John Swainston, who produced a 15-page submission for The Productivity Commission’s enquiry into the Low Value Threshold issue and backed that up with a public appearance before the Commission, comments on the agreement last week to abolish the LVT on private imports:
After last week’s meeting of State Treasurers, there is finally national agreement by government at both levels to implement a catch-all for GST on goods and services provided from overseas suppliers to Australian consumers.
But we have to wait until 2017, because apparently there are two obstacles. The first is that by delaying implementation it enables the Abbott Government to avoid breaking yet another election promise. The second is that it will take two years for the mandarins of government to find a way to cost-effectively gather the tax and cajole foreign suppliers into charging it.
It beggars belief that with the Federal Budget in almost record deficit, the government would allow a delay in collecting an estimated $2 billion in tax over the next 23 months. But that’s political expediency and effective pork-barrelling for you. This could be implemented in six months if the government so chose. It’s irresponsible with unemployment at the mid-6 percent level that this restructure of the existing tax is not implemented rapidly, based on Canadian and UK methodology that is now well proven. But given political survival always tops the national interest for governments of all colours, that’s the best we can expect.
It will be interesting if this also applies to returning passengers at major ports and airports. If it does, then I hope provision is planned now for the extra space and delays that such payments will require in our already cramped Arrivals halls at airports and harbours.

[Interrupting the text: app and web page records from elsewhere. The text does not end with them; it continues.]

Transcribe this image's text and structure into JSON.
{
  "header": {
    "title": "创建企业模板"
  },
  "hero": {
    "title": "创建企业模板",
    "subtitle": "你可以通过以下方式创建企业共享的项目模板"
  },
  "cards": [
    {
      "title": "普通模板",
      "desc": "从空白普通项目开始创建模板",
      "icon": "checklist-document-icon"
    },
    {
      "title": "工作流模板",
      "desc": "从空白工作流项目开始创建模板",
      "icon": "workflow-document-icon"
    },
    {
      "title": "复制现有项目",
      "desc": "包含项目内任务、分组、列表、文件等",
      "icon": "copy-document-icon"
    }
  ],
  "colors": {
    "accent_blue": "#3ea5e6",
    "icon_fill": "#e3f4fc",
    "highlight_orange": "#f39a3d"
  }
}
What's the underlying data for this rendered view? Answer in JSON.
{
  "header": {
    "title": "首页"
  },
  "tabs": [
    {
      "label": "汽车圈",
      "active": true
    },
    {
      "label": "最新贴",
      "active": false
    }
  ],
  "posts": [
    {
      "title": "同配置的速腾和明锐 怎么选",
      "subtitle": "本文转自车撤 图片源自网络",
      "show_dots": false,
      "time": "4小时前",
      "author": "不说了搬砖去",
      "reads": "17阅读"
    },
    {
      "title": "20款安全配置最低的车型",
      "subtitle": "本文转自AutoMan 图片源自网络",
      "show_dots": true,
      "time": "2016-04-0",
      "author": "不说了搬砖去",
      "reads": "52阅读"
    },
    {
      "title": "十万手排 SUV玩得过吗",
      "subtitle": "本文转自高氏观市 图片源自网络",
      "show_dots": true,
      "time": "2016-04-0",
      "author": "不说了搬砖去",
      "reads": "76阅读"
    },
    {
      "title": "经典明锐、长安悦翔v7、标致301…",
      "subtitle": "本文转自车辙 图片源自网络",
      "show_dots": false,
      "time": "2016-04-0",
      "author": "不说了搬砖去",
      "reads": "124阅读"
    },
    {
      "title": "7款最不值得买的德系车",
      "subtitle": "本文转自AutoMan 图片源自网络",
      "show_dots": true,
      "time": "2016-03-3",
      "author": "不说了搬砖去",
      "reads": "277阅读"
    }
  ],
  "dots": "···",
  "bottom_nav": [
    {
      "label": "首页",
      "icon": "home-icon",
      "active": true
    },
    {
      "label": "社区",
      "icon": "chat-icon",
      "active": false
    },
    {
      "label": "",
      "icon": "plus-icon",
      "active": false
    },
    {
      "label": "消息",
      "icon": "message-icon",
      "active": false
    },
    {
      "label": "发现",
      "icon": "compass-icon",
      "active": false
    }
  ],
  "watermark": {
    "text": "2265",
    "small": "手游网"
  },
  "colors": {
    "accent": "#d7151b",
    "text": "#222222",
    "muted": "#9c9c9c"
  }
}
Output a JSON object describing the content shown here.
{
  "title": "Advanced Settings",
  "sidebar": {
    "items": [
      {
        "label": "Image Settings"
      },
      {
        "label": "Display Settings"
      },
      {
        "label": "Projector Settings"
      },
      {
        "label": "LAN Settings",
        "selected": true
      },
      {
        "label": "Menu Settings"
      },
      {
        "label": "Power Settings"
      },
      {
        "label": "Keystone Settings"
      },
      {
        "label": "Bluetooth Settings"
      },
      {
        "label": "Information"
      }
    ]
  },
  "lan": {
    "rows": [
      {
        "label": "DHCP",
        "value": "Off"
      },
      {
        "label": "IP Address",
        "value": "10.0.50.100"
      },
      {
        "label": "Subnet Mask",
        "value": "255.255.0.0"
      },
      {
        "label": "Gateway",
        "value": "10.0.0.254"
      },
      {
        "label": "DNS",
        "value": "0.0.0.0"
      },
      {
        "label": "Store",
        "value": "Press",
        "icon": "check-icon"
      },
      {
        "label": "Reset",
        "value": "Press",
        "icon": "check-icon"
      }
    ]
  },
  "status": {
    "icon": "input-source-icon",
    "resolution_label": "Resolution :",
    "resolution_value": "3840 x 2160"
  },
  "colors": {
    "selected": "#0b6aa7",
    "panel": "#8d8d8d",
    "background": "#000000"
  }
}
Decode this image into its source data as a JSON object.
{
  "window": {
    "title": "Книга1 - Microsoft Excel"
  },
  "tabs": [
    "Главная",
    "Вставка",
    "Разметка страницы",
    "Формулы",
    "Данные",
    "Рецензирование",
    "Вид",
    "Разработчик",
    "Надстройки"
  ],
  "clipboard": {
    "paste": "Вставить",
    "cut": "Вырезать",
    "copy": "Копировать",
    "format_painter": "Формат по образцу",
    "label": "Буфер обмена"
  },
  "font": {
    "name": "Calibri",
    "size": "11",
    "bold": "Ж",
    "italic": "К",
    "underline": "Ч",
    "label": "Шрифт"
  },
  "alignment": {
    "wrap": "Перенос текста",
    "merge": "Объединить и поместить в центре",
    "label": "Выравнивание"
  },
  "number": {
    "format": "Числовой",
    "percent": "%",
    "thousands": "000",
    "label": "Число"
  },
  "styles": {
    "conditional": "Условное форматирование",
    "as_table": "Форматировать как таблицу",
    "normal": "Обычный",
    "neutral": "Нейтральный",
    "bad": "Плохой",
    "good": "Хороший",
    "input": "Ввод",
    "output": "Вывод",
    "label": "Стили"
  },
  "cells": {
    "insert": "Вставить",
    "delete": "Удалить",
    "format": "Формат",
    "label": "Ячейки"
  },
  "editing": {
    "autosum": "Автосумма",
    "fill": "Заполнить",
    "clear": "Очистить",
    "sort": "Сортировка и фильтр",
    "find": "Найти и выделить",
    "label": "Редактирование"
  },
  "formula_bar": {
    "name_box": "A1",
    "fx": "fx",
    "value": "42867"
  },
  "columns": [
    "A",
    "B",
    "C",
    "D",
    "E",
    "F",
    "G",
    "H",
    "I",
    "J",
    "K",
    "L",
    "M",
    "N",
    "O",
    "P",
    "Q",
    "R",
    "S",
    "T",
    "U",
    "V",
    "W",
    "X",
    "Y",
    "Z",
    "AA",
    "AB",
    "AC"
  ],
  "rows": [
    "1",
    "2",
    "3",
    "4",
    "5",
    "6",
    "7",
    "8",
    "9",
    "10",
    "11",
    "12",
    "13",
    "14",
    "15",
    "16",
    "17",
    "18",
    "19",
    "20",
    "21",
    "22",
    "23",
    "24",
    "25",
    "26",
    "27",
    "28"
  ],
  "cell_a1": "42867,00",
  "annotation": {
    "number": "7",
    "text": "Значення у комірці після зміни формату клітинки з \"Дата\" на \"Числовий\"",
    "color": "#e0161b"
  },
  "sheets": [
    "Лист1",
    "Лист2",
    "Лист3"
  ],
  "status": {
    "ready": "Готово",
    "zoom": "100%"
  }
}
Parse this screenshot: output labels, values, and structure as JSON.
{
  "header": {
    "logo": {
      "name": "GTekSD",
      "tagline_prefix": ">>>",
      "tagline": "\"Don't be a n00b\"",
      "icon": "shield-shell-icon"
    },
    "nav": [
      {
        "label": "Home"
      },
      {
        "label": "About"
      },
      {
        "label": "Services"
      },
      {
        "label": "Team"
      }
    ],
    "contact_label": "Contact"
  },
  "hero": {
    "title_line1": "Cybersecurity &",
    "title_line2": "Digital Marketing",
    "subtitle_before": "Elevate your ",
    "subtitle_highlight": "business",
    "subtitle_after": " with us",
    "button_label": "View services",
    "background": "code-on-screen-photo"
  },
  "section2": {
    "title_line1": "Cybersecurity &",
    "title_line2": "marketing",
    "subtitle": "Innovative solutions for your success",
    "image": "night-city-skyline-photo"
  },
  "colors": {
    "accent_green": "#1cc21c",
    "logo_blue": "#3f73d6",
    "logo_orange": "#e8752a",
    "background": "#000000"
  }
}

As one of the people who fought for this change with The Productivity Commission, the Howard Government, the Rudd Government and many ‘hard done by consumers’, I am glad that sanity is finally being restored, to encourage the level playing field for Australian retailers and the tens of thousands of people employed at retail. Now it’s up to everyone selling goods and providing chargeable services to provide service and range of a level that encourages purchasing locally. If not, people will still buy overseas.
– John Swainston